» **What you have to do**
Would you show every line from the records that holds "Benefits"?

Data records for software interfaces
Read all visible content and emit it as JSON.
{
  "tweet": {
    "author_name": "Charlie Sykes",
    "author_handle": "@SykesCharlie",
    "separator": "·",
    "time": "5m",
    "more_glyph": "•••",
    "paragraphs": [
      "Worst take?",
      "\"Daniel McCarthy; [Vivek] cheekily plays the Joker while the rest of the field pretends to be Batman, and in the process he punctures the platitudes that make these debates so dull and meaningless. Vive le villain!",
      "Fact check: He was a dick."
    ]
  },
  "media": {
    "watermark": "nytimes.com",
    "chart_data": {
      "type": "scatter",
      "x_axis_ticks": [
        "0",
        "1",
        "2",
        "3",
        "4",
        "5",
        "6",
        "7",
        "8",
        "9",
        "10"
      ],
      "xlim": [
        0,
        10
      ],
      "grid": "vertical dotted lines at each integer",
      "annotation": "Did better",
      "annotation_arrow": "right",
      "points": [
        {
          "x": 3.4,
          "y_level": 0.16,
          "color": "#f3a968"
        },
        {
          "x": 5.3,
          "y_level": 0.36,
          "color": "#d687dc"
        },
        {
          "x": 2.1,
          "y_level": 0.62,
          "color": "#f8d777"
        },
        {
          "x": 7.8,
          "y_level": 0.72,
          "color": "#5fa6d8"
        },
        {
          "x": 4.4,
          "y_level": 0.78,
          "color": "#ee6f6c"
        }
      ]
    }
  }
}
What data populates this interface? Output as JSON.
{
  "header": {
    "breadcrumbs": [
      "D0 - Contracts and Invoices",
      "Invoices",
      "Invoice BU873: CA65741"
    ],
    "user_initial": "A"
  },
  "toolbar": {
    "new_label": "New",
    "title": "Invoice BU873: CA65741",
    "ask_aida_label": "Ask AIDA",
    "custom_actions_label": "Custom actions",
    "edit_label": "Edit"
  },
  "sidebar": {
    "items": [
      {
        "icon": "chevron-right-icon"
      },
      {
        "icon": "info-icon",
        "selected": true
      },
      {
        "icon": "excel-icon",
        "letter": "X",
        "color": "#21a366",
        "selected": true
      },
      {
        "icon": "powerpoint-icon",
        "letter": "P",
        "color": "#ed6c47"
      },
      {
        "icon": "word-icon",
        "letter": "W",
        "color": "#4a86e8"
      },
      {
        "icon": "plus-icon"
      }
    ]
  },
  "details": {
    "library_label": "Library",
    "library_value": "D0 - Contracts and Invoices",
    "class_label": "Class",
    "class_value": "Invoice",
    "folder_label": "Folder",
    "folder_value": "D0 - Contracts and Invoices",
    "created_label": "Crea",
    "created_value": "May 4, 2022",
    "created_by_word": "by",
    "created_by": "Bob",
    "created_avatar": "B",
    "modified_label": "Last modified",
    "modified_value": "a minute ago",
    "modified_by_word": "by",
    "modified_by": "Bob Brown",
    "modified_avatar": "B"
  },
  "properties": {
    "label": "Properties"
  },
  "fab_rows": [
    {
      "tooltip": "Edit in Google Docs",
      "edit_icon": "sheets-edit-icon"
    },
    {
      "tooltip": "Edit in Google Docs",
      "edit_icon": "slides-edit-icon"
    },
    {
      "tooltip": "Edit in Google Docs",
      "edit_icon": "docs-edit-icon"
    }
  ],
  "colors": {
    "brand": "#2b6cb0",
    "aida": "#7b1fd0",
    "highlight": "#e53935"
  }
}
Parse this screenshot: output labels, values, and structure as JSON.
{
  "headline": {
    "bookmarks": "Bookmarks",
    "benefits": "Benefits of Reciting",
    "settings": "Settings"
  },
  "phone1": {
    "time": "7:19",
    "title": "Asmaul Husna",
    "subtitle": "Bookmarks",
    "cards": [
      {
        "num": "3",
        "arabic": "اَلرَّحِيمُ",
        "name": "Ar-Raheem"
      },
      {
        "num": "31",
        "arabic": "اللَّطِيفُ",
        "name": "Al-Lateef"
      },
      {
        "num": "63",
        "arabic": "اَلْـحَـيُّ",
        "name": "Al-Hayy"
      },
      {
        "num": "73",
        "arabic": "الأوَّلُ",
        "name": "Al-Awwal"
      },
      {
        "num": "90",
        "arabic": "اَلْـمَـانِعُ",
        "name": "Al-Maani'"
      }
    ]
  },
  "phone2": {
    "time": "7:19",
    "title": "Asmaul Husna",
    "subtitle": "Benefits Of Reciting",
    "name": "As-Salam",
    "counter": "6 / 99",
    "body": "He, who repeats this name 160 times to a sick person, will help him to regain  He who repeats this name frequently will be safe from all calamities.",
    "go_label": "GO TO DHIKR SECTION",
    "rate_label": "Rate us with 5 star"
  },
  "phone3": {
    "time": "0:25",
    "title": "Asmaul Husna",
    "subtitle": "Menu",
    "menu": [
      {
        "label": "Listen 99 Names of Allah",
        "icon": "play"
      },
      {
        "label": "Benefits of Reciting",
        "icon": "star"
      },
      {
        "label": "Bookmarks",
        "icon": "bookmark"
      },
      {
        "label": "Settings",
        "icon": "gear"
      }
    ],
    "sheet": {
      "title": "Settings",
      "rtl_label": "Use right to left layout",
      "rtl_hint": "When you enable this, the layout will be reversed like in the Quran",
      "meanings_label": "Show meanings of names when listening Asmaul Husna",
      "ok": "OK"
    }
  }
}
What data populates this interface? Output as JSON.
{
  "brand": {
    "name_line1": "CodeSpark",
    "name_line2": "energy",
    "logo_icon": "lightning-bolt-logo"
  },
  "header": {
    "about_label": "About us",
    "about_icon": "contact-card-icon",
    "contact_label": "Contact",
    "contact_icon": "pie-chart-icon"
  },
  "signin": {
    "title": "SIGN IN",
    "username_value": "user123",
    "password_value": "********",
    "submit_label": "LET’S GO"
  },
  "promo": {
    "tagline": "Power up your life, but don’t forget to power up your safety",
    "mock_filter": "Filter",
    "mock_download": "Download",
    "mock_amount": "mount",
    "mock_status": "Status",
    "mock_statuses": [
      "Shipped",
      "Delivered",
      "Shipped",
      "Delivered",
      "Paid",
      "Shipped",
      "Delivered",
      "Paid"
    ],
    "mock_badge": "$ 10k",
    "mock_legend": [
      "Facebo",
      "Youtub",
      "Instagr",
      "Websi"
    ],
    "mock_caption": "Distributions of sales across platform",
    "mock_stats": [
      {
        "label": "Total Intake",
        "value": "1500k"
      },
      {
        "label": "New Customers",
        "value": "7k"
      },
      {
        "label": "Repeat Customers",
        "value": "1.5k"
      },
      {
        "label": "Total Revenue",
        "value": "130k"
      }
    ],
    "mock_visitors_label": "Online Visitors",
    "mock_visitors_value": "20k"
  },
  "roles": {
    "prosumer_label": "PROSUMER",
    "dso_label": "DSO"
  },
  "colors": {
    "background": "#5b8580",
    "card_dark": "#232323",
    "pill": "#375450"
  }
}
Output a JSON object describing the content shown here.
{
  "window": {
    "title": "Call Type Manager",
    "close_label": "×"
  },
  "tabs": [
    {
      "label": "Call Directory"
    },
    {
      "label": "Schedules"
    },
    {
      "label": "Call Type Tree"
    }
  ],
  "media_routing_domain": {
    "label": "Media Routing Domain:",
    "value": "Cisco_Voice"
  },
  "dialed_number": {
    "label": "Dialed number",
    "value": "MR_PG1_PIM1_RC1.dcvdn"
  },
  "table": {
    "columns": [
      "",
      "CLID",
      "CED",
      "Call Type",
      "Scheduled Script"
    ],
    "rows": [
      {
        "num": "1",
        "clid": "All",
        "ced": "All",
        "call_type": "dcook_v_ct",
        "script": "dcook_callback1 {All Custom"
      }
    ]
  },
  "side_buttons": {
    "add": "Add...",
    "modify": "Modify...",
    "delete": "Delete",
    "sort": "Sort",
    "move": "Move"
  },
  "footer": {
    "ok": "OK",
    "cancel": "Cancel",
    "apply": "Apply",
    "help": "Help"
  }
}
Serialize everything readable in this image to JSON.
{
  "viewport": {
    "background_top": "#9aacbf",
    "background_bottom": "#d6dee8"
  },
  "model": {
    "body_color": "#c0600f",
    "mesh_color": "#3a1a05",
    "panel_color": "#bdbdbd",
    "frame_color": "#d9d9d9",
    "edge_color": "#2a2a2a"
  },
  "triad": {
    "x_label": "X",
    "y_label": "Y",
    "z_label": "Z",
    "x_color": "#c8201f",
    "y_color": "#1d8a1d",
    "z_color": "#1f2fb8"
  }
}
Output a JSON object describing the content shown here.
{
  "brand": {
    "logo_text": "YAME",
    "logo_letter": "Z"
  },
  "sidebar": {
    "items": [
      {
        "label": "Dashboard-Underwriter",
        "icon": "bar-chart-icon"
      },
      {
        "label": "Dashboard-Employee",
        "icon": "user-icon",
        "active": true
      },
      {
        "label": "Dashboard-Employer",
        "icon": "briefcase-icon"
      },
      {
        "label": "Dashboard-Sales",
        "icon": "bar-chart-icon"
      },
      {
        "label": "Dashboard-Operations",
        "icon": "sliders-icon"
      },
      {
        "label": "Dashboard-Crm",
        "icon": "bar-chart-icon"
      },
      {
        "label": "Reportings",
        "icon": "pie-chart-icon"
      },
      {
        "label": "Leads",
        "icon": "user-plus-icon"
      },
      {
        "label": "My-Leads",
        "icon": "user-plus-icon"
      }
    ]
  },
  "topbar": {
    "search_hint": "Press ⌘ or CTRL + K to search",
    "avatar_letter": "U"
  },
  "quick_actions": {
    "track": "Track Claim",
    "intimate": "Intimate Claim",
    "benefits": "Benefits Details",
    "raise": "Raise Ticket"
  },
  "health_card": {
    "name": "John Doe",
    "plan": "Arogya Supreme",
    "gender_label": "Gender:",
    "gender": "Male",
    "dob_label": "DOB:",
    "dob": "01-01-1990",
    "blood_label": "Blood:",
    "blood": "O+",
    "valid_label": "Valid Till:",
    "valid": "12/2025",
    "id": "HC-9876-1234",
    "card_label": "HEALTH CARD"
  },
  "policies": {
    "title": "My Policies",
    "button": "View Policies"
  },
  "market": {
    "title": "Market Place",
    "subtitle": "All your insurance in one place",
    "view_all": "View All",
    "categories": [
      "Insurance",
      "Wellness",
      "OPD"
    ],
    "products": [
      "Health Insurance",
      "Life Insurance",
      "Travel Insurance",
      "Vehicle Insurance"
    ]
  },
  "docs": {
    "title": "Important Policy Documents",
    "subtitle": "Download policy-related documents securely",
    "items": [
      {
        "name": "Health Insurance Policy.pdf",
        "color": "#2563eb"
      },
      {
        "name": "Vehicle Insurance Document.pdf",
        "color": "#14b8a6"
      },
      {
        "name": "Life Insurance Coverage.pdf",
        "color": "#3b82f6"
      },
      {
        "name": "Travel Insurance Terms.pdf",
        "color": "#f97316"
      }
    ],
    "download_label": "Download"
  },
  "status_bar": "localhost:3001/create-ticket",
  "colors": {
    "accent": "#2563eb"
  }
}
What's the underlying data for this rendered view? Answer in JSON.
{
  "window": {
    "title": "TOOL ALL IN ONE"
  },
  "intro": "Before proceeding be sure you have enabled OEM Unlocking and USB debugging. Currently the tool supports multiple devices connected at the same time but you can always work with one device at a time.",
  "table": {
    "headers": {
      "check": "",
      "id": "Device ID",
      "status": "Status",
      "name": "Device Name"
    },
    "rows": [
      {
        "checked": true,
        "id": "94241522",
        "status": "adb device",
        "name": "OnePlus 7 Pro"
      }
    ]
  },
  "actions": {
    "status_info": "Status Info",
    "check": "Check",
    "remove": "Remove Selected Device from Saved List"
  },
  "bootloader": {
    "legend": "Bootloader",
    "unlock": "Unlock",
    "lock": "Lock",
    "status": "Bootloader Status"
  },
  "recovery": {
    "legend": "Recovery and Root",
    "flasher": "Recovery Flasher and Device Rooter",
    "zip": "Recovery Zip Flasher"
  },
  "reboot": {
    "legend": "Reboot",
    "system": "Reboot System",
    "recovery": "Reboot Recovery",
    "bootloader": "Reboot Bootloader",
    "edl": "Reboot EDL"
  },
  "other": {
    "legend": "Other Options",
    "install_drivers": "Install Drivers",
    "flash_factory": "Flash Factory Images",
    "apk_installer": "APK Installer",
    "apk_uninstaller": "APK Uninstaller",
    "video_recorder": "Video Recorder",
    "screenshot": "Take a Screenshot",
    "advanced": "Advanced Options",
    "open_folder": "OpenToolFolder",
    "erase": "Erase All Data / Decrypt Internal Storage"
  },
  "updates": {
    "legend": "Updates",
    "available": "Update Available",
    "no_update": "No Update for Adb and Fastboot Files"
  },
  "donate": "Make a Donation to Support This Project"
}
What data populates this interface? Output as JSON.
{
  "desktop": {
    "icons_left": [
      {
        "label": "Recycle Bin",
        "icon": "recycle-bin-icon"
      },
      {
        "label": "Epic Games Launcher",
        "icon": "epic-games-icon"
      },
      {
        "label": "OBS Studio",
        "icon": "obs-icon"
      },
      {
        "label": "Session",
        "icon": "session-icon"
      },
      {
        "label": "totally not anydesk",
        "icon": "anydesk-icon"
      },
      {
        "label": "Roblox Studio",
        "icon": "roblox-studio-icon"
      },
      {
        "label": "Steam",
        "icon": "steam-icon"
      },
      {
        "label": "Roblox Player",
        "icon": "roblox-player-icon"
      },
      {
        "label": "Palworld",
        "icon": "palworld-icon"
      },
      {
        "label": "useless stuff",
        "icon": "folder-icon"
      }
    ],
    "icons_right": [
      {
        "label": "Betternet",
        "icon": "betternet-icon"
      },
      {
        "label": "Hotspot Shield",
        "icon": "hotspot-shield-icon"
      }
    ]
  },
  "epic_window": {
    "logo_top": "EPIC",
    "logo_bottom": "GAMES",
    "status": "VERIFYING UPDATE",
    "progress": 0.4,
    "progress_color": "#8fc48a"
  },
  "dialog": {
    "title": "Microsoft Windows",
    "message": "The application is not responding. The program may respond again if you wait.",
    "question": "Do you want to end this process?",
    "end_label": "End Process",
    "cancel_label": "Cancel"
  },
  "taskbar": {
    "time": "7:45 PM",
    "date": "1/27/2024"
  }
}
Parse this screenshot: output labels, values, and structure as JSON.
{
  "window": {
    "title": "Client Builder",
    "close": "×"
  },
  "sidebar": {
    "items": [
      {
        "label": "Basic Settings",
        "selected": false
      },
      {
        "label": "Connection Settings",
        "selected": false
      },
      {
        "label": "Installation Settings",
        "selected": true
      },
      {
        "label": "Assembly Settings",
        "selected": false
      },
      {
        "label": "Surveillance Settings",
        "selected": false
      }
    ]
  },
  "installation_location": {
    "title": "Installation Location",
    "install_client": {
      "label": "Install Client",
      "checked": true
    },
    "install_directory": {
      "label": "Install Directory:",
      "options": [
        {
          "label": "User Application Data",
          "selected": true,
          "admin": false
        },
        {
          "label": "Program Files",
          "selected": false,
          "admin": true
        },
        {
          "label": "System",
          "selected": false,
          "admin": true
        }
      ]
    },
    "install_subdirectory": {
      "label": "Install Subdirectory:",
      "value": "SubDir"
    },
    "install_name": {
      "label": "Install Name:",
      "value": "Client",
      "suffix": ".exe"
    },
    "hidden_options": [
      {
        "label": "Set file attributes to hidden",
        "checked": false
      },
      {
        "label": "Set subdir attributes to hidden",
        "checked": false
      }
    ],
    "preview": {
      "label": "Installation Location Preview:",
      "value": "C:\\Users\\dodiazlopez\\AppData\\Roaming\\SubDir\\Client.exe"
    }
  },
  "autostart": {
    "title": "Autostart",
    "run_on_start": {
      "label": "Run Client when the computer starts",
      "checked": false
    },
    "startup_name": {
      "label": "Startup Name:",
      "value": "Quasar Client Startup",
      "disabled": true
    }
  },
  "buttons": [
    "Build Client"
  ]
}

» **Your solution**
    "benefits": "Benefits of Reciting",
    "subtitle": "Benefits Of Reciting",
        "label": "Benefits of Reciting",
    "benefits": "Benefits Details",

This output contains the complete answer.